#### [What you have to do]
Would you repeat the listing exactly but omit every picture?

┄┄┄┄┄┄┄┄┄┄┄┄┄┄┄┄┄┄┄┄

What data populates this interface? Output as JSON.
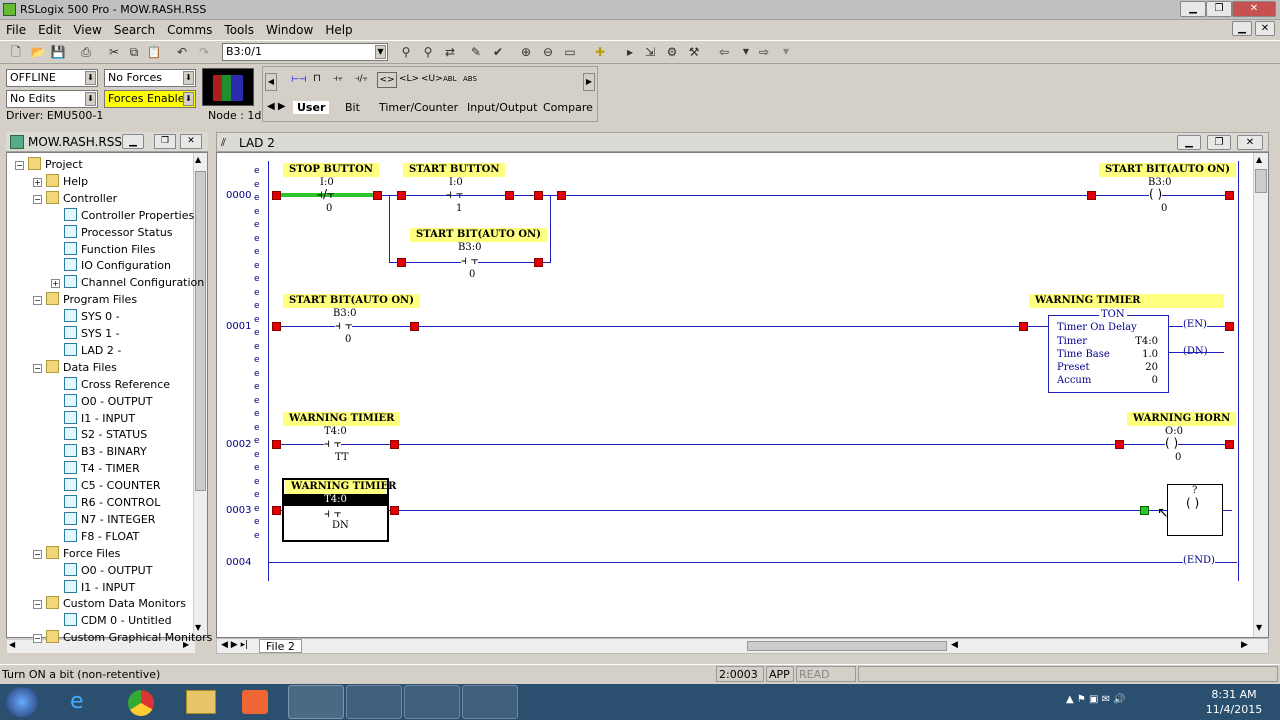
{
  "window": {
    "title": "RSLogix 500 Pro - MOW.RASH.RSS"
  },
  "menu": [
    "File",
    "Edit",
    "View",
    "Search",
    "Comms",
    "Tools",
    "Window",
    "Help"
  ],
  "toolbar": {
    "address": "B3:0/1"
  },
  "status_panel": {
    "mode": "OFFLINE",
    "forces": "No Forces",
    "edits": "No Edits",
    "forces_enabled": "Forces Enabled",
    "driver": "Driver: EMU500-1",
    "node": "Node : 1d"
  },
  "instr_tabs": [
    "User",
    "Bit",
    "Timer/Counter",
    "Input/Output",
    "Compare"
  ],
  "project": {
    "title": "MOW.RASH.RSS",
    "items": [
      {
        "label": "Project",
        "level": 0,
        "icon": "folder",
        "pm": "-"
      },
      {
        "label": "Help",
        "level": 1,
        "icon": "folder",
        "pm": "+"
      },
      {
        "label": "Controller",
        "level": 1,
        "icon": "folder",
        "pm": "-"
      },
      {
        "label": "Controller Properties",
        "level": 2,
        "icon": "info"
      },
      {
        "label": "Processor Status",
        "level": 2,
        "icon": "status"
      },
      {
        "label": "Function Files",
        "level": 2,
        "icon": "status"
      },
      {
        "label": "IO Configuration",
        "level": 2,
        "icon": "io"
      },
      {
        "label": "Channel Configuration",
        "level": 2,
        "icon": "channel",
        "pm": "+"
      },
      {
        "label": "Program Files",
        "level": 1,
        "icon": "folder",
        "pm": "-"
      },
      {
        "label": "SYS 0 -",
        "level": 2,
        "icon": "sys"
      },
      {
        "label": "SYS 1 -",
        "level": 2,
        "icon": "sys"
      },
      {
        "label": "LAD 2 -",
        "level": 2,
        "icon": "lad"
      },
      {
        "label": "Data Files",
        "level": 1,
        "icon": "folder",
        "pm": "-"
      },
      {
        "label": "Cross Reference",
        "level": 2,
        "icon": "xref"
      },
      {
        "label": "O0 - OUTPUT",
        "level": 2,
        "icon": "file"
      },
      {
        "label": "I1 - INPUT",
        "level": 2,
        "icon": "file"
      },
      {
        "label": "S2 - STATUS",
        "level": 2,
        "icon": "file"
      },
      {
        "label": "B3 - BINARY",
        "level": 2,
        "icon": "file"
      },
      {
        "label": "T4 - TIMER",
        "level": 2,
        "icon": "file"
      },
      {
        "label": "C5 - COUNTER",
        "level": 2,
        "icon": "file"
      },
      {
        "label": "R6 - CONTROL",
        "level": 2,
        "icon": "file"
      },
      {
        "label": "N7 - INTEGER",
        "level": 2,
        "icon": "file"
      },
      {
        "label": "F8 - FLOAT",
        "level": 2,
        "icon": "file"
      },
      {
        "label": "Force Files",
        "level": 1,
        "icon": "folder",
        "pm": "-"
      },
      {
        "label": "O0 - OUTPUT",
        "level": 2,
        "icon": "file"
      },
      {
        "label": "I1 - INPUT",
        "level": 2,
        "icon": "file"
      },
      {
        "label": "Custom Data Monitors",
        "level": 1,
        "icon": "folder",
        "pm": "-"
      },
      {
        "label": "CDM 0 - Untitled",
        "level": 2,
        "icon": "file"
      },
      {
        "label": "Custom Graphical Monitors",
        "level": 1,
        "icon": "folder",
        "pm": "-"
      }
    ]
  },
  "ladder": {
    "title": "LAD 2",
    "tab": "File 2",
    "rung0": {
      "num": "0000",
      "c1_label": "STOP BUTTON",
      "c1_addr": "I:0",
      "c1_bit": "0",
      "c2_label": "START BUTTON",
      "c2_addr": "I:0",
      "c2_bit": "1",
      "br_label": "START BIT(AUTO ON)",
      "br_addr": "B3:0",
      "br_bit": "0",
      "coil_label": "START BIT(AUTO ON)",
      "coil_addr": "B3:0",
      "coil_bit": "0"
    },
    "rung1": {
      "num": "0001",
      "c1_label": "START BIT(AUTO ON)",
      "c1_addr": "B3:0",
      "c1_bit": "0",
      "ton_label": "WARNING TIMIER",
      "ton_title": "TON",
      "ton_desc": "Timer On Delay",
      "timer_k": "Timer",
      "timer_v": "T4:0",
      "base_k": "Time Base",
      "base_v": "1.0",
      "preset_k": "Preset",
      "preset_v": "20",
      "accum_k": "Accum",
      "accum_v": "0",
      "en": "EN",
      "dn": "DN"
    },
    "rung2": {
      "num": "0002",
      "c1_label": "WARNING TIMIER",
      "c1_addr": "T4:0",
      "c1_bit": "TT",
      "coil_label": "WARNING HORN",
      "coil_addr": "O:0",
      "coil_bit": "0"
    },
    "rung3": {
      "num": "0003",
      "c1_label": "WARNING TIMIER",
      "c1_addr": "T4:0",
      "c1_bit": "DN",
      "coil_addr": "?"
    },
    "rung4": {
      "num": "0004",
      "end": "END"
    }
  },
  "statusbar": {
    "hint": "Turn ON a bit (non-retentive)",
    "pos": "2:0003",
    "app": "APP",
    "read": "READ"
  },
  "clock": {
    "time": "8:31 AM",
    "date": "11/4/2015"
  }
}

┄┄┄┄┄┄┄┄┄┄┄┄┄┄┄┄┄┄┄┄

#### [Result of this task]
What data populates this interface? Output as JSON.
{
  "window": {
    "title": "RSLogix 500 Pro - MOW.RASH.RSS"
  },
  "menu": [
    "File",
    "Edit",
    "View",
    "Search",
    "Comms",
    "Tools",
    "Window",
    "Help"
  ],
  "toolbar": {
    "address": "B3:0/1"
  },
  "status_panel": {
    "mode": "OFFLINE",
    "forces": "No Forces",
    "edits": "No Edits",
    "forces_enabled": "Forces Enabled",
    "driver": "Driver: EMU500-1",
    "node": "Node : 1d"
  },
  "instr_tabs": [
    "User",
    "Bit",
    "Timer/Counter",
    "Input/Output",
    "Compare"
  ],
  "project": {
    "title": "MOW.RASH.RSS",
    "items": [
      {
        "label": "Project",
        "level": 0,
        "icon": "folder",
        "pm": "-"
      },
      {
        "label": "Help",
        "level": 1,
        "icon": "folder",
        "pm": "+"
      },
      {
        "label": "Controller",
        "level": 1,
        "icon": "folder",
        "pm": "-"
      },
      {
        "label": "Controller Properties",
        "level": 2,
        "icon": "info"
      },
      {
        "label": "Processor Status",
        "level": 2,
        "icon": "status"
      },
      {
        "label": "Function Files",
        "level": 2,
        "icon": "status"
      },
      {
        "label": "IO Configuration",
        "level": 2,
        "icon": "io"
      },
      {
        "label": "Channel Configuration",
        "level": 2,
        "icon": "channel",
        "pm": "+"
      },
      {
        "label": "Program Files",
        "level": 1,
        "icon": "folder",
        "pm": "-"
      },
      {
        "label": "SYS 0 -",
        "level": 2,
        "icon": "sys"
      },
      {
        "label": "SYS 1 -",
        "level": 2,
        "icon": "sys"
      },
      {
        "label": "LAD 2 -",
        "level": 2,
        "icon": "lad"
      },
      {
        "label": "Data Files",
        "level": 1,
        "icon": "folder",
        "pm": "-"
      },
      {
        "label": "Cross Reference",
        "level": 2,
        "icon": "xref"
      },
      {
        "label": "O0 - OUTPUT",
        "level": 2,
        "icon": "file"
      },
      {
        "label": "I1 - INPUT",
        "level": 2,
        "icon": "file"
      },
      {
        "label": "S2 - STATUS",
        "level": 2,
        "icon": "file"
      },
      {
        "label": "B3 - BINARY",
        "level": 2,
        "icon": "file"
      },
      {
        "label": "T4 - TIMER",
        "level": 2,
        "icon": "file"
      },
      {
        "label": "C5 - COUNTER",
        "level": 2,
        "icon": "file"
      },
      {
        "label": "R6 - CONTROL",
        "level": 2,
        "icon": "file"
      },
      {
        "label": "N7 - INTEGER",
        "level": 2,
        "icon": "file"
      },
      {
        "label": "F8 - FLOAT",
        "level": 2,
        "icon": "file"
      },
      {
        "label": "Force Files",
        "level": 1,
        "icon": "folder",
        "pm": "-"
      },
      {
        "label": "O0 - OUTPUT",
        "level": 2,
        "icon": "file"
      },
      {
        "label": "I1 - INPUT",
        "level": 2,
        "icon": "file"
      },
      {
        "label": "Custom Data Monitors",
        "level": 1,
        "icon": "folder",
        "pm": "-"
      },
      {
        "label": "CDM 0 - Untitled",
        "level": 2,
        "icon": "file"
      },
      {
        "label": "Custom Graphical Monitors",
        "level": 1,
        "icon": "folder",
        "pm": "-"
      }
    ]
  },
  "ladder": {
    "title": "LAD 2",
    "tab": "File 2",
    "rung0": {
      "num": "0000",
      "c1_label": "STOP BUTTON",
      "c1_addr": "I:0",
      "c1_bit": "0",
      "c2_label": "START BUTTON",
      "c2_addr": "I:0",
      "c2_bit": "1",
      "br_label": "START BIT(AUTO ON)",
      "br_addr": "B3:0",
      "br_bit": "0",
      "coil_label": "START BIT(AUTO ON)",
      "coil_addr": "B3:0",
      "coil_bit": "0"
    },
    "rung1": {
      "num": "0001",
      "c1_label": "START BIT(AUTO ON)",
      "c1_addr": "B3:0",
      "c1_bit": "0",
      "ton_label": "WARNING TIMIER",
      "ton_title": "TON",
      "ton_desc": "Timer On Delay",
      "timer_k": "Timer",
      "timer_v": "T4:0",
      "base_k": "Time Base",
      "base_v": "1.0",
      "preset_k": "Preset",
      "preset_v": "20",
      "accum_k": "Accum",
      "accum_v": "0",
      "en": "EN",
      "dn": "DN"
    },
    "rung2": {
      "num": "0002",
      "c1_label": "WARNING TIMIER",
      "c1_addr": "T4:0",
      "c1_bit": "TT",
      "coil_label": "WARNING HORN",
      "coil_addr": "O:0",
      "coil_bit": "0"
    },
    "rung3": {
      "num": "0003",
      "c1_label": "WARNING TIMIER",
      "c1_addr": "T4:0",
      "c1_bit": "DN",
      "coil_addr": "?"
    },
    "rung4": {
      "num": "0004",
      "end": "END"
    }
  },
  "statusbar": {
    "hint": "Turn ON a bit (non-retentive)",
    "pos": "2:0003",
    "app": "APP",
    "read": "READ"
  },
  "clock": {
    "time": "8:31 AM",
    "date": "11/4/2015"
  }
}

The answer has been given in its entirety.